Hill Center at the Old Naval Hospital
921 Pennsylvania Ave. SE
Washington, D.C. 20003

Wednesday, June 24, 6:45 p.m.
David Roberts, co-author of The Mountain: My Time on Everest will be at the Smithsonian S. Dillon Ripley Center to discuss the top-five Mt. Everest summits. Among these top-five includes Edmund Hillary and Tenzing Norgay’s 1953 climb, the very first successful Everest summit. Roberts will also look at Thomas Hornbein and Willi Unsoeld’s 1963 expedition, the 1975 climb led by Chris Bonington, Reinhold Messner’s 1980 solo ascension, and the 1983 climb of the Kanghung Face led by James D. Morrissey.

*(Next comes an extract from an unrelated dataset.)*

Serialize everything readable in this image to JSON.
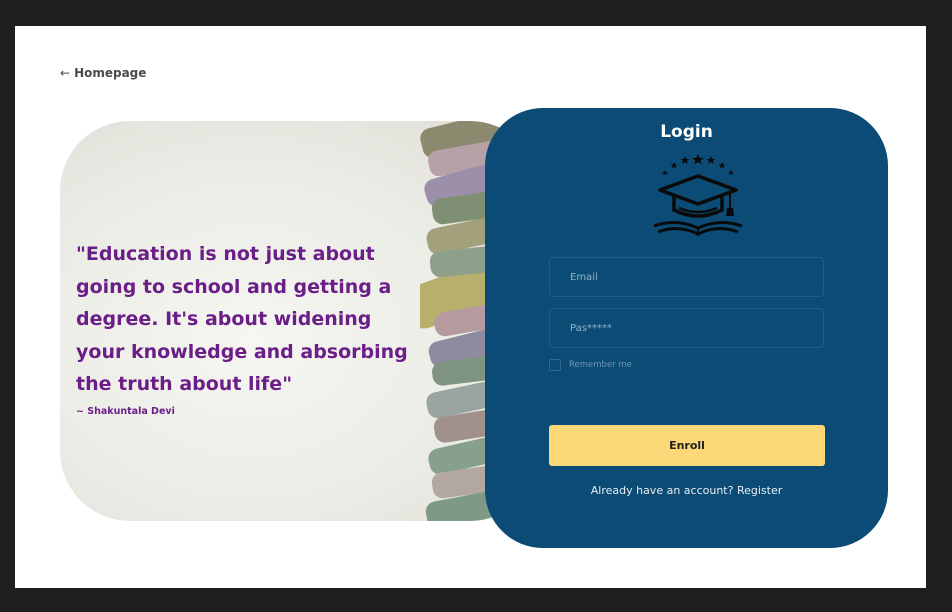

Tickets for this event are $30-$42 and can be purchased here.
Smithsonian S. Dillon Ripley Center
1100 Jefferson Drive, S.W.
Washington, D.C. 20560


If you have a reading or literary event you would like posted, please contact vanessa.mallorykotz@writer.org.




Tuesday, June 2, 2015

Leesburg First Friday: Orienting Your Reader


By Linda Budzinski

As authors, we introduce readers to often unfamiliar worlds, filled with unfamiliar people and places. Fortunately, we have a number of tools in our writing toolbox to guide our readers through the story—and to draw them further into it.


At the Writer’s Center–Leesburg May First Friday event, I had the pleasure of presenting a session on “Orienting Your Reader,” along with fellow young adult author Valerie Patterson, in which we discussed two very different navigational tools.

 

Linda Budzinski
Valerie Patterson




















Val opened the session with a wonderful presentation on setting and the many roles it plays within a story. Setting does more than orient the reader to time and place, she said. As an example, she took participants through an exercise designed to show that the way a story’s setting is described can reveal a great deal about its main character and his or her emotional state. The same house would be described very differently by a young child, an adult returning home after a long absence, or an elderly woman recently widowed.

Next, I shared thoughts on how raising (and resolving) questions in your readers’ minds can help guide them through the story. It is important to provide just enough information at each stage of the tale to entice them to turn the page, without confusing them or unnecessarily holding out on important details. The best way to know if you have struck the right balance is to specifically ask your critique partners and beta readers to tell you what questions your story is raising in their minds. You want the questions to be ones of intrigue, not confusion. And you don’t want to raise questions you have no intention of later answering!

Coming up in June

At the June First Friday event, Erika Ettin will examine “How to Create Characters that Will Capture an Editor's Attention and Your Readers' Hearts.” Erica is the founder of A Little Nudge, an online dating consulting business focused on helping people put their best foot forward online. Her self-help book, Love at First Site, shows readers how to increase their odds for connections by marketing themselves well. Her advice includes pointers for writing a winning profile and crafting emails that catch someone’s attention. She’ll share how we as writers can use these skills to craft engaging characters and how to write pitches to capture an editor’s eye. To register for this event, click here

The Writer’s Center–Leesburg Committee offers events the first Friday of every month except for December, January, July, and August. Events are held at the Leesburg Town Hall, 25 W. Market St., Leesburg, VA 20176.